Business complexity is the number and complexity of operations that comprise the company’s business model. We found that leaders of ICS companies often choose (wisely) to reduce business complexity while scaling in order to minimize risk and the number of potential hazards that could cause an operational upset. Mechanisms to reduce business complexity include:
- Outsourcing part of the cookstove manufacturing and/or distribution processes (i.e. not vertically integrating)
- Relying on contract labor that can fluctuate with customer demand
Reducing distribution, sales, and marketing are also potential mechanisms for reducing business complexity, but potentially hinder sales and revenue growth by reducing customer awareness.
Recommendations for Scaling an Improved Cookstove Business

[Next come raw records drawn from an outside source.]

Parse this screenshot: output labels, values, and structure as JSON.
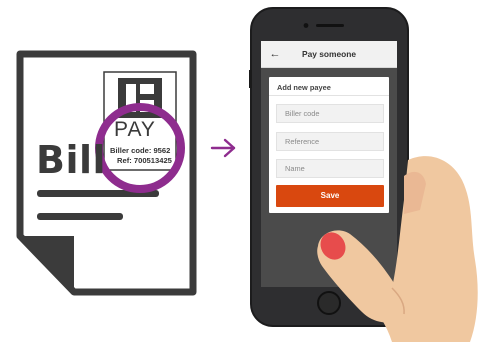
{
  "colors": {
    "accent_purple": "#8e2c8e",
    "save_orange": "#d9480f",
    "phone_body": "#2e2e30",
    "screen_bg": "#4b4b4b",
    "skin": "#f0c8a0",
    "nail": "#e74c4c"
  },
  "bill": {
    "word": "Bill",
    "bpay_word": "PAY",
    "biller_code_line": "Biller code: 9562",
    "ref_line": "Ref: 700513425",
    "logo_icon": "bpay-b-logo"
  },
  "arrow": {
    "icon": "arrow-right-icon"
  },
  "app": {
    "header_title": "Pay someone",
    "back_icon": "←",
    "card_title": "Add new payee",
    "fields": [
      {
        "placeholder": "Biller code"
      },
      {
        "placeholder": "Reference"
      },
      {
        "placeholder": "Name"
      }
    ],
    "save_label": "Save"
  }
}
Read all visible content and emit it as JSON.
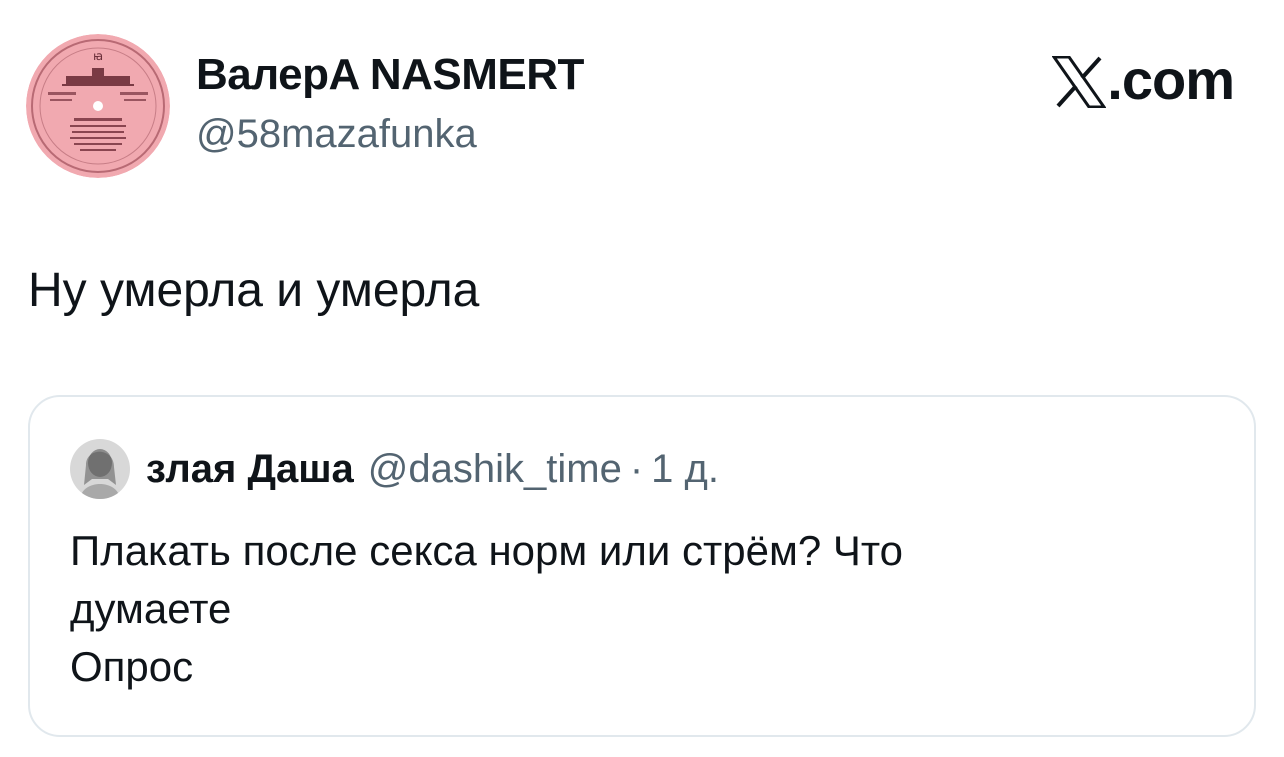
{
  "author": {
    "display_name": "ВалерA NASMERT",
    "handle": "@58mazafunka"
  },
  "brand": {
    "suffix": ".com"
  },
  "tweet": {
    "text": "Ну умерла и умерла"
  },
  "quoted": {
    "display_name": "злая Даша",
    "handle": "@dashik_time",
    "separator": "·",
    "time": "1 д.",
    "lines": [
      "Плакать после секса норм или стрём?  Что",
      "думаете",
      "Опрос"
    ]
  }
}
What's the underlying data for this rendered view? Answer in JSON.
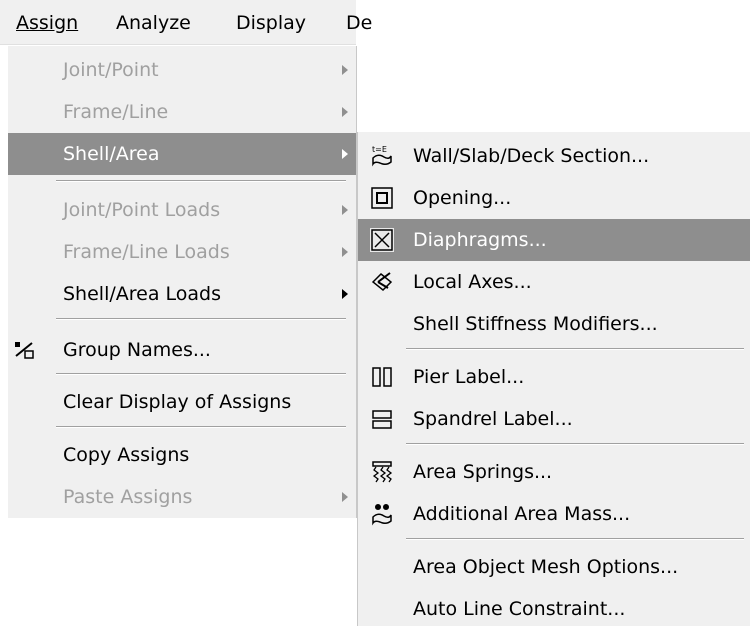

When looking to grow ICS companies in Uganda, founders, managers, and organizations looking to support these businesses, should assess the company’s expertise in business operations and its business complexity. From that assessment, the identification of where business complexity exceeds internal capacity (i.e. in finances, product sourcing, distribution and sales), and whether expertise or financial resources would facilitate growth, can inform strategic decision-making. Very often the companies will require both at the same time. In those scenarios it is important to exercise judgment on the ability of the company to efficiently utilize funding without business proficiency. It is very possible that the external funds without additional business skills will not have much impact. Company leaders without strong business proficiency should seek to gain additional capacity before looking to increase business complexity and grow.
Methods of building business proficiency include:
- Participating in external business training programs (ex: accelerators, incubators, etc.)
- Implementing internal business training programs (ex: on-boarding training for new employees)
- Utilizing Online resources on business practices and education
- Hiring experienced employees
- Participating in local business chapters and online communities to attract attention and support from ecosystem enablers (ex: joining a clean cooking association, maintaining a company website, and creating an online presence)
Organizations supporting the ICS sector could have a great impact by increasing the number of capacity-building services available to these leaders.
Some examples of potentially beneficial programs include:
- Training/mentoring programs
- Technical support
- Peer-to-peer knowledge sharin